The EBF fully supports the Commission’s aim to develop the Capital Markets Union in order to diversify sources of funding for the European economy. Considering that the European economy is currently reliant in approximately 75% on banks’ lending, it is crucial to ensure that the flow of banks’ lending to the economy is not hampered and that the cost of the credit is not increased by unintended consequences stemming from the legislative proposal on preventive restructuring frameworks, second chance and measures to increase the efficiency of restructuring, insolvency and discharge procedures and amending Directive 2012/30/EU (the ‘proposal’).
Some of the provisions in the current proposal may, however, have unintended effects. In particular, if the economic interest of secured creditors is affected, the cost of the future loans will increase. To put it differently, if the recovery ratios for banks decrease, the loss given default calculations of banks will have to be adjusted accordingly.
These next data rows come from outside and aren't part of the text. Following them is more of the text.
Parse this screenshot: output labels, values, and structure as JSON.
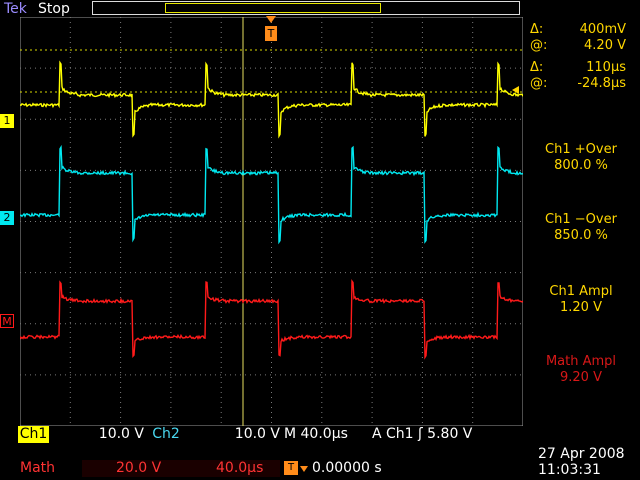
{
  "header": {
    "brand_prefix": "Tek",
    "brand_suffix": "",
    "acq_state": "Stop",
    "trigger_marker": "T"
  },
  "channels": {
    "ch1_marker": "1",
    "ch2_marker": "2",
    "math_marker": "M"
  },
  "measurements": {
    "delta_v_symbol": "Δ:",
    "delta_v": "400mV",
    "at_v_symbol": "@:",
    "at_v": "4.20 V",
    "delta_t_symbol": "Δ:",
    "delta_t": "110µs",
    "at_t_symbol": "@:",
    "at_t": "-24.8µs",
    "m1_label": "Ch1 +Over",
    "m1_value": "800.0 %",
    "m2_label": "Ch1 −Over",
    "m2_value": "850.0 %",
    "m3_label": "Ch1 Ampl",
    "m3_value": "1.20 V",
    "m4_label": "Math Ampl",
    "m4_value": "9.20 V"
  },
  "status": {
    "ch1_label": "Ch1",
    "ch1_scale": "10.0 V",
    "ch2_label": "Ch2",
    "ch2_scale": "10.0 V",
    "timebase": "M 40.0µs",
    "trigger": "A  Ch1  ʃ  5.80 V",
    "math_label": "Math",
    "math_scale": "20.0 V",
    "math_time": "40.0µs",
    "trigger_position": "0.00000 s",
    "date": "27 Apr 2008",
    "time": "11:03:31"
  },
  "colors": {
    "ch1": "#ffff00",
    "ch2": "#00e8f0",
    "math": "#ff1a1a",
    "measure": "#ffd700"
  }
}
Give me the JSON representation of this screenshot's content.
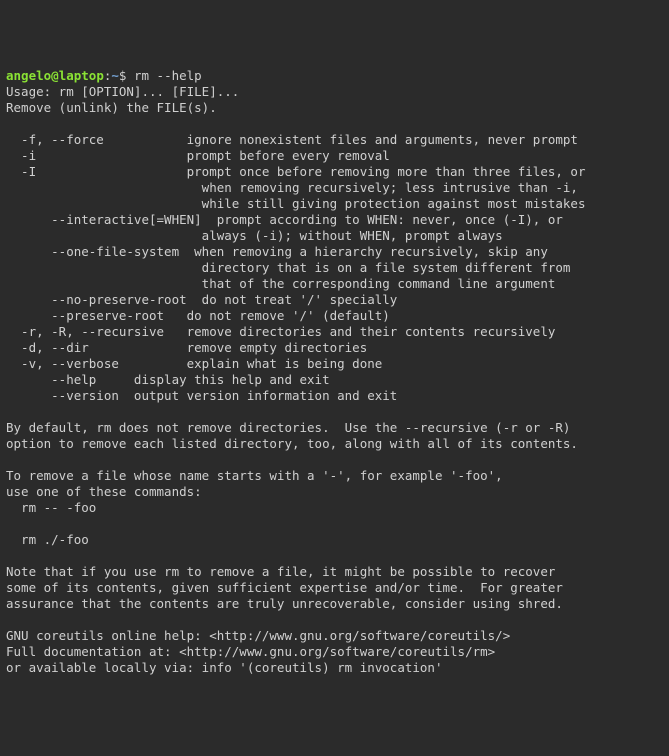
{
  "prompt": {
    "user": "angelo",
    "at": "@",
    "host": "laptop",
    "colon": ":",
    "path": "~",
    "symbol": "$ "
  },
  "command": "rm --help",
  "output": "Usage: rm [OPTION]... [FILE]...\nRemove (unlink) the FILE(s).\n\n  -f, --force           ignore nonexistent files and arguments, never prompt\n  -i                    prompt before every removal\n  -I                    prompt once before removing more than three files, or\n                          when removing recursively; less intrusive than -i,\n                          while still giving protection against most mistakes\n      --interactive[=WHEN]  prompt according to WHEN: never, once (-I), or\n                          always (-i); without WHEN, prompt always\n      --one-file-system  when removing a hierarchy recursively, skip any\n                          directory that is on a file system different from\n                          that of the corresponding command line argument\n      --no-preserve-root  do not treat '/' specially\n      --preserve-root   do not remove '/' (default)\n  -r, -R, --recursive   remove directories and their contents recursively\n  -d, --dir             remove empty directories\n  -v, --verbose         explain what is being done\n      --help     display this help and exit\n      --version  output version information and exit\n\nBy default, rm does not remove directories.  Use the --recursive (-r or -R)\noption to remove each listed directory, too, along with all of its contents.\n\nTo remove a file whose name starts with a '-', for example '-foo',\nuse one of these commands:\n  rm -- -foo\n\n  rm ./-foo\n\nNote that if you use rm to remove a file, it might be possible to recover\nsome of its contents, given sufficient expertise and/or time.  For greater\nassurance that the contents are truly unrecoverable, consider using shred.\n\nGNU coreutils online help: <http://www.gnu.org/software/coreutils/>\nFull documentation at: <http://www.gnu.org/software/coreutils/rm>\nor available locally via: info '(coreutils) rm invocation'"
}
This will put further pressure on the regulatory capital ratios of EU banks and will result in follow-on effects for new business.
Moreover, the decrease of recovery ratio for banks will aggravate the problem of high level of non-performing loans in a number of European jurisdictions, which the legislative proposal should be instead addressing.
EBF’s main concerns relate to the following issues:
I. Stay of individual enforcement actions.
II. Suspension of ipso facto and early termination clauses.
III. Cross-Class Cram-Down.